Issue date: September 01, 2000
Mountain View property owner Donald Letcher stands by the eye-catching statement he made last week at his rental complex about his views of Mayor Rosemary Stasek and Council member Nancy Noe.
Discontent writ large
Discontent writ large
(September 01, 2000)
Donald Letcher is not shy about his views of Mayor Rosemary Stasek and Council member Nancy Noe.
A regular speaker at city council meetings and contributor to the letters page of the Voice, Letcher chose a larger forum -- his rental unit at 792 North Rengstorff Ave. -- to express his dissatisfaction with Stasek and Noe, who are seeking re-election this November.
Of the four incumbents, Letcher singled out Noe and Stasek in his statement because of the response he received from Stasek during a private meeting with her about the city's multifamily housing inspection program.
After a change in the city code, Letcher's property became subject to inspection in 1996. He has sought an exemption, contending that because of their age, his buildings cannot be brought up to code.

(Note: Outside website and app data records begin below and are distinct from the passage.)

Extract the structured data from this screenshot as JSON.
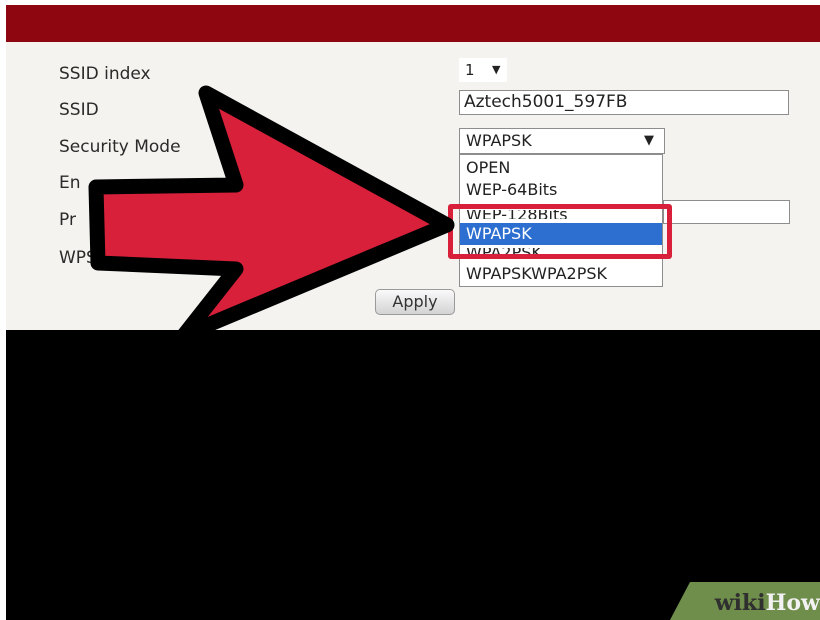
{
  "form": {
    "labels": {
      "ssid_index": "SSID index",
      "ssid": "SSID",
      "security_mode": "Security Mode",
      "encryption_partial": "En",
      "passphrase_partial": "Pr",
      "wps": "WPS"
    },
    "ssid_index_value": "1",
    "ssid_value": "Aztech5001_597FB",
    "security_mode_value": "WPAPSK",
    "options": [
      "OPEN",
      "WEP-64Bits",
      "WEP-128Bits",
      "WPAPSK",
      "WPA2PSK",
      "WPAPSKWPA2PSK"
    ],
    "apply_label": "Apply"
  },
  "watermark": {
    "wiki": "wiki",
    "how": "How"
  },
  "colors": {
    "top_bar": "#8e0710",
    "arrow_fill": "#d8203a",
    "highlight": "#2d6fd0"
  },
  "icons": {
    "dropdown": "triangle-down-icon",
    "annotation": "red-arrow-icon"
  }
}
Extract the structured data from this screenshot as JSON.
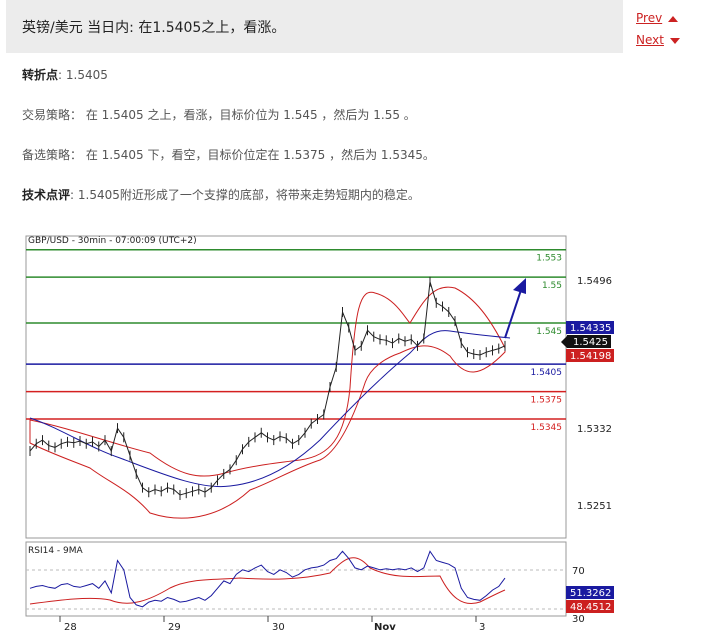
{
  "header": {
    "title": "英镑/美元 当日内: 在1.5405之上，看涨。",
    "prev_label": "Prev",
    "next_label": "Next"
  },
  "pivot": {
    "label": "转折点",
    "value": ": 1.5405"
  },
  "strategy": {
    "label": "交易策略",
    "text": "： 在 1.5405 之上，看涨，目标价位为 1.545 ，然后为 1.55 。"
  },
  "alternative": {
    "label": "备选策略",
    "text": "： 在 1.5405 下，看空，目标价位定在 1.5375 ，然后为 1.5345。"
  },
  "comment": {
    "label": "技术点评",
    "text": ": 1.5405附近形成了一个支撑的底部，将带来走势短期内的稳定。"
  },
  "chart": {
    "title": "GBP/USD - 30min - 07:00:09 (UTC+2)",
    "rsi_title": "RSI14 - 9MA",
    "level_labels": [
      "1.553",
      "1.55",
      "1.545",
      "1.5405",
      "1.5375",
      "1.5345"
    ],
    "price_ticks": [
      "1.5496",
      "1.5332",
      "1.5251"
    ],
    "current_price": "1.5425",
    "ma_price": "1.54335",
    "ma2_price": "1.54198",
    "rsi_ticks": [
      "70",
      "30"
    ],
    "rsi_value": "51.3262",
    "rsi_ma_value": "48.4512",
    "x_ticks": [
      "28",
      "29",
      "30",
      "Nov",
      "3"
    ],
    "colors": {
      "green": "#2e8b2e",
      "blue": "#1a1aa0",
      "red": "#d42020",
      "accent": "#cc2222"
    }
  },
  "chart_data": {
    "type": "line",
    "title": "GBP/USD - 30min - 07:00:09 (UTC+2)",
    "x": [
      "28",
      "29",
      "30",
      "Nov",
      "3"
    ],
    "ylim": [
      1.5215,
      1.5545
    ],
    "levels": [
      {
        "value": 1.553,
        "color": "green"
      },
      {
        "value": 1.55,
        "color": "green"
      },
      {
        "value": 1.545,
        "color": "green"
      },
      {
        "value": 1.5405,
        "color": "blue"
      },
      {
        "value": 1.5375,
        "color": "red"
      },
      {
        "value": 1.5345,
        "color": "red"
      }
    ],
    "series": [
      {
        "values": [
          1.531,
          1.5318,
          1.5322,
          1.5316,
          1.5314,
          1.5318,
          1.532,
          1.5319,
          1.5321,
          1.5318,
          1.532,
          1.5315,
          1.5322,
          1.531,
          1.5335,
          1.5325,
          1.5305,
          1.5285,
          1.527,
          1.5265,
          1.5268,
          1.5266,
          1.527,
          1.5268,
          1.5262,
          1.5264,
          1.5266,
          1.5268,
          1.5265,
          1.527,
          1.5278,
          1.5285,
          1.529,
          1.53,
          1.5312,
          1.532,
          1.5325,
          1.533,
          1.5325,
          1.5322,
          1.5326,
          1.5324,
          1.5318,
          1.5322,
          1.533,
          1.534,
          1.5345,
          1.535,
          1.538,
          1.5402,
          1.5462,
          1.5445,
          1.542,
          1.5425,
          1.5442,
          1.5435,
          1.5432,
          1.5431,
          1.5428,
          1.5433,
          1.543,
          1.5432,
          1.5425,
          1.5433,
          1.5495,
          1.5472,
          1.5468,
          1.5462,
          1.5452,
          1.5428,
          1.5418,
          1.5416,
          1.5415,
          1.5418,
          1.542,
          1.5422,
          1.5425
        ]
      },
      {
        "name": "RSI14",
        "values": [
          40,
          42,
          43,
          41,
          40,
          44,
          45,
          42,
          41,
          43,
          45,
          40,
          48,
          35,
          70,
          60,
          30,
          22,
          20,
          25,
          27,
          26,
          30,
          28,
          25,
          26,
          28,
          30,
          27,
          32,
          40,
          48,
          45,
          55,
          60,
          58,
          62,
          65,
          58,
          55,
          60,
          57,
          52,
          55,
          60,
          62,
          63,
          65,
          70,
          72,
          80,
          72,
          62,
          60,
          64,
          62,
          60,
          61,
          60,
          61,
          60,
          62,
          58,
          62,
          80,
          70,
          68,
          66,
          62,
          40,
          30,
          28,
          27,
          32,
          38,
          42,
          51
        ]
      }
    ]
  }
}
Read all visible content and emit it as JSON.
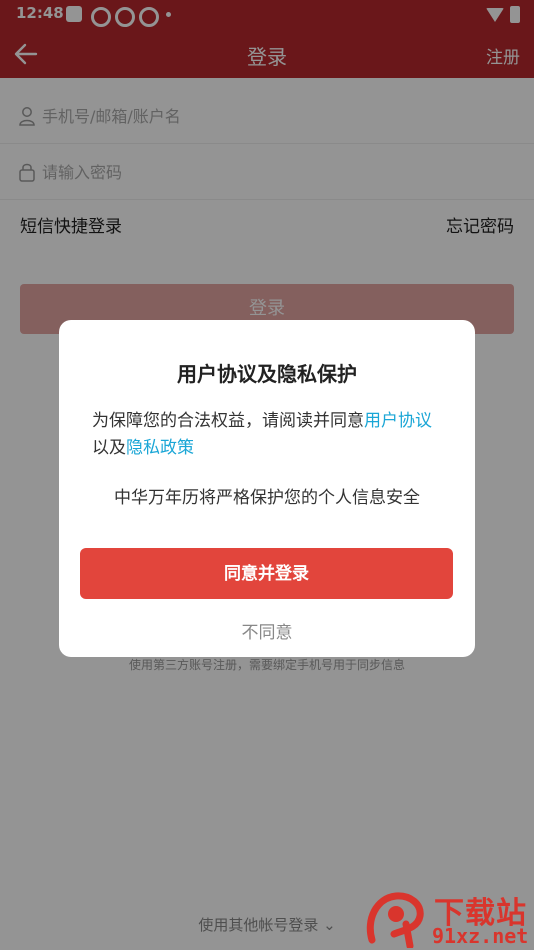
{
  "status_bar": {
    "time": "12:48"
  },
  "nav": {
    "title": "登录",
    "register": "注册"
  },
  "form": {
    "account_placeholder": "手机号/邮箱/账户名",
    "password_placeholder": "请输入密码",
    "sms_login": "短信快捷登录",
    "forgot_password": "忘记密码",
    "login_button": "登录",
    "third_party_note": "使用第三方账号注册，需要绑定手机号用于同步信息",
    "other_login": "使用其他帐号登录 ⌄"
  },
  "dialog": {
    "title": "用户协议及隐私保护",
    "body_prefix": "为保障您的合法权益，请阅读并同意",
    "user_agreement": "用户协议",
    "body_mid": "以及",
    "privacy_policy": "隐私政策",
    "note": "中华万年历将严格保护您的个人信息安全",
    "agree_button": "同意并登录",
    "disagree_button": "不同意"
  },
  "watermark": {
    "top": "下载站",
    "bottom": "91xz.net"
  },
  "colors": {
    "brand": "#b7282d",
    "accent": "#e2453c",
    "link": "#1aa6d6"
  },
  "icons": [
    "back-arrow-icon",
    "user-icon",
    "lock-icon",
    "wifi-icon",
    "battery-icon"
  ]
}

"Stasek absolutely berated me. I felt like a criminal," Letcher said of his meeting with the mayor.
He said he added Noe's name because as vice-mayor she "supports Stasek in everything."
Stasek, who said she met with Letcher and had city staff respond in writing to four of his concerns, did not think his sign would have any effect on her re-election campaign.
"I'm going to run a really positive campaign," Stasek said. "I'll be emphasizing the work I've done in the last four years."
Both she and Noe said they wholeheartedly support Letcher's constitutional right to express his views.
"It certainly is a great conversation starter," Noe said of the sign, adding, "Hopefully, people will base their votes on the candidates and their stance on the issues, and not on what someone has painted on the side of their house."
A San Francisco resident who cannot vote in Mountain View, Letcher said response to the sign has been positive but shows that Mountain View residents are politically unaware.
"When I'm outside working, people stop and ask me, 'Who are these people? Are they men or women?'" he said.
Letcher, who has a lawsuit pending against the city for arresting him at City Hall in 1998, plans to leave the slogan up until after the election.
"If the two candidates lose, I'd like to write, 'Thank you;' if they don't, I'll leave it until they do go," he said.